An English teacher by training, Joan Sjovoll was nonetheless convinced of the importance of science education. The Durham headteacher oversaw the building of an art-filled science centre in her school and advised leading science organisations on ways the subject could be promoted nationally.
Ms Sjovoll did not tell anyone how old she was. She was, a colleague tactfully stated, "an experienced headteacher". But, several decades ago, she began her career as a secondary English teacher. Her career choice was motivated by her love of language. In later years, she would check every school letter or piece of PR material to ensure that it was well-written.
She wanted to make sure that her pupils were similarly able to express themselves confidently. And so she promoted in-school debating and oratory lessons.
But there were non-rhetorical conversations, too.
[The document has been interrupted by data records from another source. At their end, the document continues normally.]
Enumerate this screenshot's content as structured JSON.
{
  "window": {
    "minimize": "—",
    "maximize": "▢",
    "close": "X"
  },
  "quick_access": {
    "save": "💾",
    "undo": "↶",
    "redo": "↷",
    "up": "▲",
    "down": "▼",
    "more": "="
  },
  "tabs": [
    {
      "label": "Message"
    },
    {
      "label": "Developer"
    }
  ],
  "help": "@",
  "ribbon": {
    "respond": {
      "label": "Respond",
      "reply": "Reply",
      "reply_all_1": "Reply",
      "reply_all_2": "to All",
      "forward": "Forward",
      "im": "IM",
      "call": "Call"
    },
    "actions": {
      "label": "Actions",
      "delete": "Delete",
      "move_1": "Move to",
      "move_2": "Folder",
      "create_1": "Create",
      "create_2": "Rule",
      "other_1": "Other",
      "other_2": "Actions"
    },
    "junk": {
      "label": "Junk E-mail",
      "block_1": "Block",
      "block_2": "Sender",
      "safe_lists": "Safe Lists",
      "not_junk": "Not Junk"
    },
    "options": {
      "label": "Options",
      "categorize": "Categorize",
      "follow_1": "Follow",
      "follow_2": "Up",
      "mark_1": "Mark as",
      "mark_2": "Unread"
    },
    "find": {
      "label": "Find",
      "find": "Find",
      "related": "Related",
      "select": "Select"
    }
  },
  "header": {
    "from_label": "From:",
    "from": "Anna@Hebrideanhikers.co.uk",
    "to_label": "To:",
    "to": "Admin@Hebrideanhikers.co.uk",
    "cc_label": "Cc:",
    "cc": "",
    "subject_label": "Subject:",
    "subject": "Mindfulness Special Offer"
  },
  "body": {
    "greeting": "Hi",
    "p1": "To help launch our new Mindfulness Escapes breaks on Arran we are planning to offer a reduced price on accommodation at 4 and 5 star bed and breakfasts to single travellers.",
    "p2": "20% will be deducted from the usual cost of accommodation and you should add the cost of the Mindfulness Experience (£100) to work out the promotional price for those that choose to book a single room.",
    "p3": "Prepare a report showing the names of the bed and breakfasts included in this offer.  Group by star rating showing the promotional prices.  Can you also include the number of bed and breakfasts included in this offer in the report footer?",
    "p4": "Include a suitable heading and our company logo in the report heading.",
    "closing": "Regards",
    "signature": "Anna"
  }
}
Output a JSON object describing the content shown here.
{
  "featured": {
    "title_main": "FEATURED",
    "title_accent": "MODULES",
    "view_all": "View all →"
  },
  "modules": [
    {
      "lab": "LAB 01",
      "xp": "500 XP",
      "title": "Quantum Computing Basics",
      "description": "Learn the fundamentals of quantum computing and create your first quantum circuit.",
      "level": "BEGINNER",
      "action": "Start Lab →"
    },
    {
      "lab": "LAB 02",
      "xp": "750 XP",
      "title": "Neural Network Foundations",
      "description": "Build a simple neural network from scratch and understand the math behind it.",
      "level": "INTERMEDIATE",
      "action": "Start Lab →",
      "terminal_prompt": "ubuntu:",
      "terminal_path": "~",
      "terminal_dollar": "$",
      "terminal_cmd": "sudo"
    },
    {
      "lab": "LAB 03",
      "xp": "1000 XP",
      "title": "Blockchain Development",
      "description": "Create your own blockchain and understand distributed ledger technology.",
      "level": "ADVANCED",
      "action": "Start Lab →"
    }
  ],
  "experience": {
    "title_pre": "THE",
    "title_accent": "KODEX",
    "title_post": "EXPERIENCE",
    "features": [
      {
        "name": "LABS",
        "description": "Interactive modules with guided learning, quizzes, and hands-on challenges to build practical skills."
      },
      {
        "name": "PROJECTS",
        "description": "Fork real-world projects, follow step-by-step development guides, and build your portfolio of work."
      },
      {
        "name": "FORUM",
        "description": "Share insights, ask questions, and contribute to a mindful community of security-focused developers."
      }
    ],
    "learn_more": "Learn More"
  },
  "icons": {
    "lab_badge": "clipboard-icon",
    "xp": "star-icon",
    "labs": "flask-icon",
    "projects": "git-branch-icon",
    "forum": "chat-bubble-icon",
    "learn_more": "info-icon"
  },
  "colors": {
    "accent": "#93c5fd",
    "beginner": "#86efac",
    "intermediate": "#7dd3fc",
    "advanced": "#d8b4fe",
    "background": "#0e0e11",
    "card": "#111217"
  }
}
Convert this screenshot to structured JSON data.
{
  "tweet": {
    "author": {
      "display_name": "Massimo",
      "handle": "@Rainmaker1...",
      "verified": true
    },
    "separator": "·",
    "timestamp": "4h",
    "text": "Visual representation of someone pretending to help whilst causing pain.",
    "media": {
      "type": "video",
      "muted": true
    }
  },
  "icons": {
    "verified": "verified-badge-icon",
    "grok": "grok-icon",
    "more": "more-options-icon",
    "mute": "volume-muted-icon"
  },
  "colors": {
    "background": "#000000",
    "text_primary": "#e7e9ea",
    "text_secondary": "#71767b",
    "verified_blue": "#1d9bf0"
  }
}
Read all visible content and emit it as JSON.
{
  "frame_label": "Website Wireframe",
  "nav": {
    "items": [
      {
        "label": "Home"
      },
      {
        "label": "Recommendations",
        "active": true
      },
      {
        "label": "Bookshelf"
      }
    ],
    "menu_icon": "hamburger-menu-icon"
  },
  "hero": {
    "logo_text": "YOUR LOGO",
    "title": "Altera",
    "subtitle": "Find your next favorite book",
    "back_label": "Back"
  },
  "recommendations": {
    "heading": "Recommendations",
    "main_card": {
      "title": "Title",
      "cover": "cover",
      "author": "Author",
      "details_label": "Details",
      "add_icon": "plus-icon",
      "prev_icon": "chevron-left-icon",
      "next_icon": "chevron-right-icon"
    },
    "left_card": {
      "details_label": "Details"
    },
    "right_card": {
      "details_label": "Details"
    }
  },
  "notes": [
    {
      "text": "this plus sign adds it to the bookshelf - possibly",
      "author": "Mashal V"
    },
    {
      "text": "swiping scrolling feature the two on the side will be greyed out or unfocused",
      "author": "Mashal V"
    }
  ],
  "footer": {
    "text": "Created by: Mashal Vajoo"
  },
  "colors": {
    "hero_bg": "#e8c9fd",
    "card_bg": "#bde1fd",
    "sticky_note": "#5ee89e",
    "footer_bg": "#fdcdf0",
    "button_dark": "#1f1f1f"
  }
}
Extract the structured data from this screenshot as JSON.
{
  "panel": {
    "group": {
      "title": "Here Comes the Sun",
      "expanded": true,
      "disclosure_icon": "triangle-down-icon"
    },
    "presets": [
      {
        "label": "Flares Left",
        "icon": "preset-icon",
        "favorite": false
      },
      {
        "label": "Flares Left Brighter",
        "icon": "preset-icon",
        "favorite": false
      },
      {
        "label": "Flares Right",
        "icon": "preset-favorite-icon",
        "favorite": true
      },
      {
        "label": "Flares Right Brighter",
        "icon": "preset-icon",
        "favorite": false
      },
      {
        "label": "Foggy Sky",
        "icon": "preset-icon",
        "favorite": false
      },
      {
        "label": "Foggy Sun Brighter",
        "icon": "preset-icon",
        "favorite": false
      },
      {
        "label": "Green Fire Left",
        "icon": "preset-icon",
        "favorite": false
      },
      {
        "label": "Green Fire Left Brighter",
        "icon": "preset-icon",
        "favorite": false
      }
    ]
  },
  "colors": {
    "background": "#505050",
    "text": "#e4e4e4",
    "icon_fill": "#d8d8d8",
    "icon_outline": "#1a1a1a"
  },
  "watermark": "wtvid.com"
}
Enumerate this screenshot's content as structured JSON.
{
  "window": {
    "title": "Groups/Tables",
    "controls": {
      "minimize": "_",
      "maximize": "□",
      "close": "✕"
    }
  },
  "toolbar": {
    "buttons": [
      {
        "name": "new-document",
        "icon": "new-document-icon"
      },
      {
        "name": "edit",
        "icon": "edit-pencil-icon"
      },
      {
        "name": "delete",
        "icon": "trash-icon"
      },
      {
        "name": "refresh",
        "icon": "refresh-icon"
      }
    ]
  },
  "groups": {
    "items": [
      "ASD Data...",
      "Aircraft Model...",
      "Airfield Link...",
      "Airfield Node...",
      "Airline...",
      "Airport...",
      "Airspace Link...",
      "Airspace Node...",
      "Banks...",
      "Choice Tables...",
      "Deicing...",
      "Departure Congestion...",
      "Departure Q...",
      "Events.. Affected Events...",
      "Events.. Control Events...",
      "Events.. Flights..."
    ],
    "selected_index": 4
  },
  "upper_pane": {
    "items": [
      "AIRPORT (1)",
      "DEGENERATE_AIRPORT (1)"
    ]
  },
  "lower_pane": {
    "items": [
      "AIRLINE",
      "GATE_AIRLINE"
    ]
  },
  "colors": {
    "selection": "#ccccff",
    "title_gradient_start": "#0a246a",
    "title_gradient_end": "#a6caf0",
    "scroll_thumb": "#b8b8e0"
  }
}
She enjoyed the company of her pupils and always spoke to them as though they were her intellectual equals. She wanted to hear their opinions and valued what they had to say.
This became increasingly evident when she was appointed head of Deerness Valley Comprehensive in Durham and, in 2001, of nearby Framwellgate School. Whenever she was planning to make changes, whether to uniform, catering or the school campus, she would always ask pupils for feedback.
Education, she believed, should offer preparation for life, not simply for exams. Science and technology were growing fields in the North East, and increasingly she felt that it was vital for her and her pupils to understand the implications of research and technology. She spoke often to pupils about the spark of curiosity that was behind any technological advance.
Eventually, she became a trustee of two science education organisations, and oversaw the building of a science learning centre at Framwellgate. This centre included artwork based on scientific theories: one sculpture was formed out of primary numbers and magnetic spheres.
Increasingly, Ms Sjovoll was invited to strategy meetings at scientific organisations, including the Wellcome Trust. She could be acutely analytical in her approach to problems, but always coupled this with personal warmth. While she could be almost blunt in her opinions, she accompanied this with a willingness to step back and allow others to develop their own ideas. Similarly, she always made a point of considering the impact of any school-wide decisions on staff and pupils.
She was invariably the first to arrive in school, beginning her day before 7am. And she was usually the last to leave. "It's difficult to fit anything else in when you're that kind of headteacher," one colleague commented, when asked whether she had any outside interests. She did, however, have many inside-school interests. She mentored other heads and was invited to advise the National College for School Leadership and the Specialist Schools and Academies Trust.
Joan Sjovoll died on 18 January, following a long illness. She is survived by her husband, Geir, and her daughter, Kirsten.